» **TASK PROMPT**
Return the whole listing unchanged. Drop the images.

» **INFORMATION SUPPLIED**
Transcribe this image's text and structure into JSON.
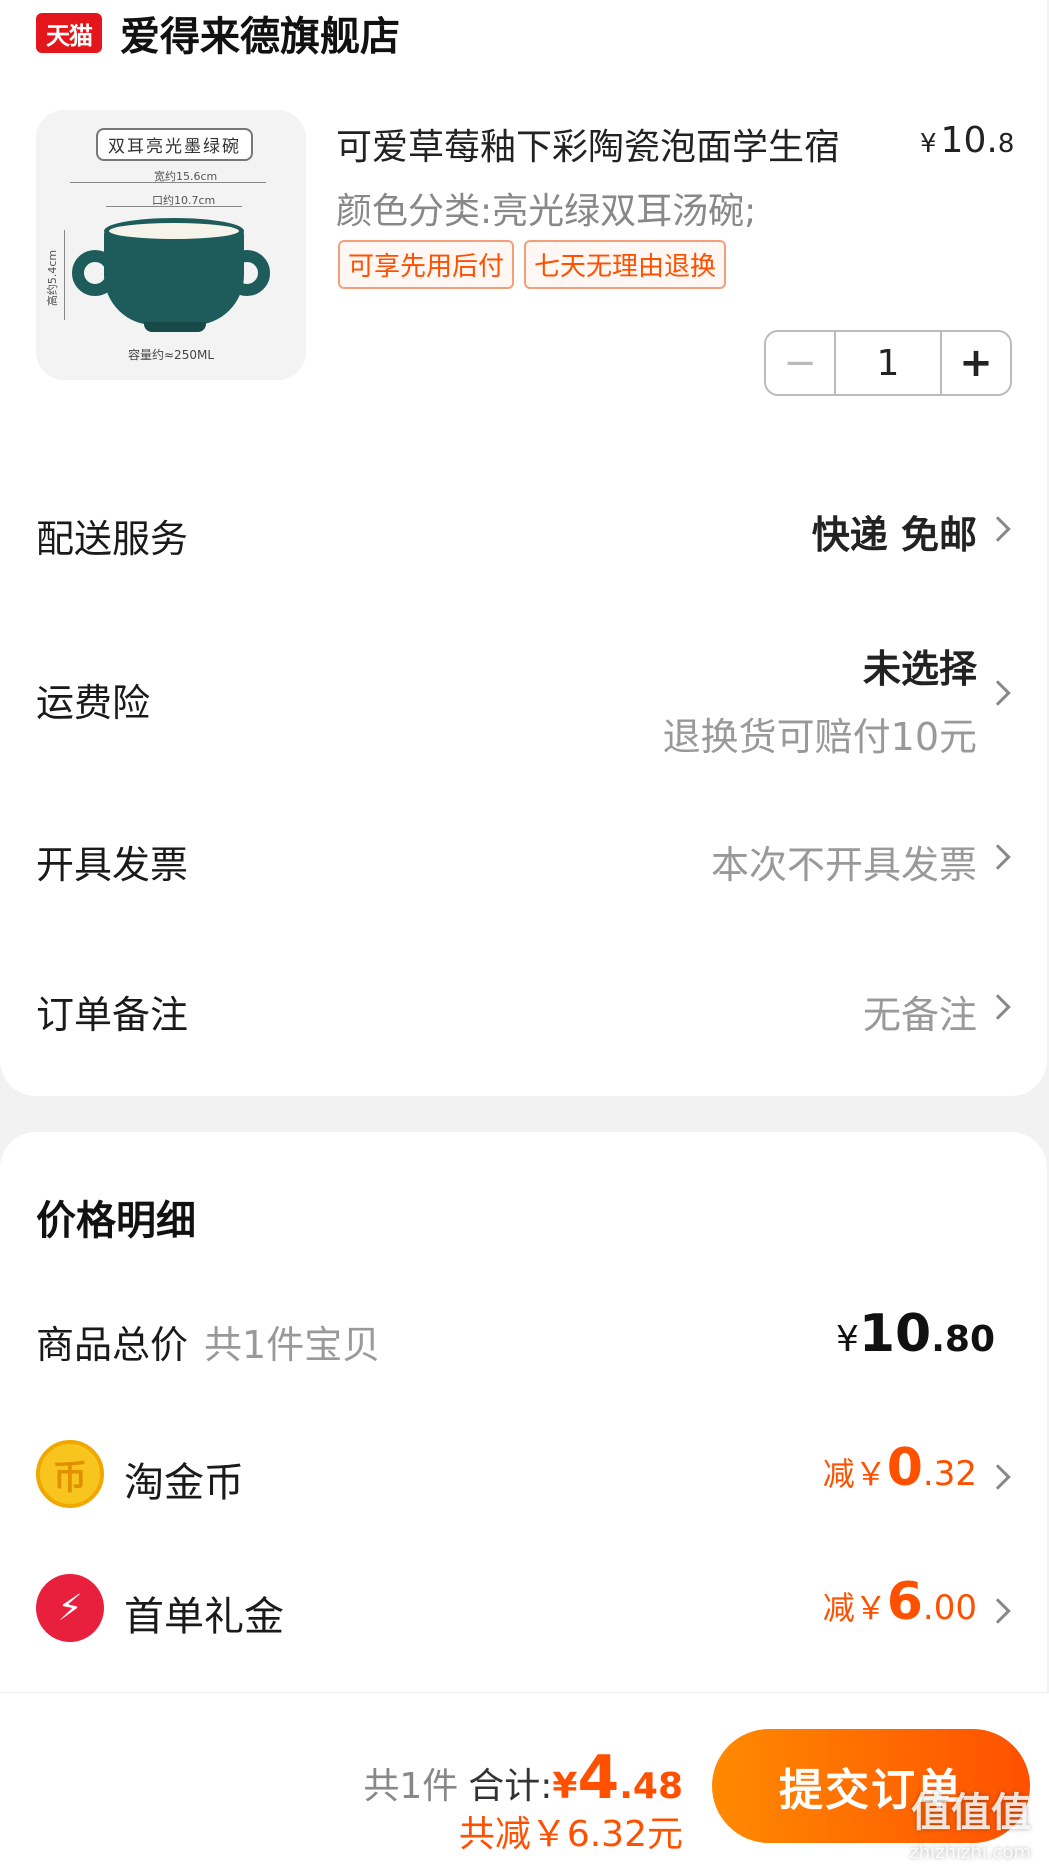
{
  "store": {
    "badge": "天猫",
    "name": "爱得来德旗舰店"
  },
  "product": {
    "image_tag": "双耳亮光墨绿碗",
    "image_dims": {
      "width": "宽约15.6cm",
      "mouth": "口约10.7cm",
      "height": "高约5.4cm",
      "capacity": "容量约≈250ML"
    },
    "title": "可爱草莓釉下彩陶瓷泡面学生宿",
    "price_yen": "¥",
    "price_int": "10.",
    "price_dec": "8",
    "spec": "颜色分类:亮光绿双耳汤碗;",
    "tags": [
      "可享先用后付",
      "七天无理由退换"
    ],
    "quantity": "1",
    "minus": "−",
    "plus": "+"
  },
  "options": {
    "delivery": {
      "label": "配送服务",
      "value": "快递 免邮"
    },
    "insurance": {
      "label": "运费险",
      "value": "未选择",
      "sub": "退换货可赔付10元"
    },
    "invoice": {
      "label": "开具发票",
      "value": "本次不开具发票"
    },
    "remark": {
      "label": "订单备注",
      "value": "无备注"
    }
  },
  "price_detail": {
    "title": "价格明细",
    "goods_total": {
      "label": "商品总价",
      "sub": "共1件宝贝",
      "yen": "¥",
      "int": "10",
      "dec": ".80"
    },
    "coins": {
      "label": "淘金币",
      "prefix": "减￥",
      "int": "0",
      "dec": ".32",
      "icon": "coin-icon",
      "icon_glyph": "币"
    },
    "first_order": {
      "label": "首单礼金",
      "prefix": "减￥",
      "int": "6",
      "dec": ".00",
      "icon": "lightning-icon",
      "icon_glyph": "⚡"
    }
  },
  "bottom_bar": {
    "count": "共1件",
    "total_label": "合计:",
    "total_yen": "¥",
    "total_int": "4",
    "total_dec": ".48",
    "saved": "共减￥6.32元",
    "submit": "提交订单"
  },
  "watermark": {
    "text": "值值值",
    "url": "zhizhizhi.com"
  },
  "colors": {
    "accent": "#ff5000",
    "tmall_red": "#e4161c"
  }
}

» **SOLUTION**
Transcribe this image's text and structure into JSON.
{
  "store": {
    "badge": "天猫",
    "name": "爱得来德旗舰店"
  },
  "product": {
    "image_tag": "双耳亮光墨绿碗",
    "image_dims": {
      "width": "宽约15.6cm",
      "mouth": "口约10.7cm",
      "height": "高约5.4cm",
      "capacity": "容量约≈250ML"
    },
    "title": "可爱草莓釉下彩陶瓷泡面学生宿",
    "price_yen": "¥",
    "price_int": "10.",
    "price_dec": "8",
    "spec": "颜色分类:亮光绿双耳汤碗;",
    "tags": [
      "可享先用后付",
      "七天无理由退换"
    ],
    "quantity": "1",
    "minus": "−",
    "plus": "+"
  },
  "options": {
    "delivery": {
      "label": "配送服务",
      "value": "快递 免邮"
    },
    "insurance": {
      "label": "运费险",
      "value": "未选择",
      "sub": "退换货可赔付10元"
    },
    "invoice": {
      "label": "开具发票",
      "value": "本次不开具发票"
    },
    "remark": {
      "label": "订单备注",
      "value": "无备注"
    }
  },
  "price_detail": {
    "title": "价格明细",
    "goods_total": {
      "label": "商品总价",
      "sub": "共1件宝贝",
      "yen": "¥",
      "int": "10",
      "dec": ".80"
    },
    "coins": {
      "label": "淘金币",
      "prefix": "减￥",
      "int": "0",
      "dec": ".32",
      "icon": "coin-icon",
      "icon_glyph": "币"
    },
    "first_order": {
      "label": "首单礼金",
      "prefix": "减￥",
      "int": "6",
      "dec": ".00",
      "icon": "lightning-icon",
      "icon_glyph": "⚡"
    }
  },
  "bottom_bar": {
    "count": "共1件",
    "total_label": "合计:",
    "total_yen": "¥",
    "total_int": "4",
    "total_dec": ".48",
    "saved": "共减￥6.32元",
    "submit": "提交订单"
  },
  "watermark": {
    "text": "值值值",
    "url": "zhizhizhi.com"
  },
  "colors": {
    "accent": "#ff5000",
    "tmall_red": "#e4161c"
  }
}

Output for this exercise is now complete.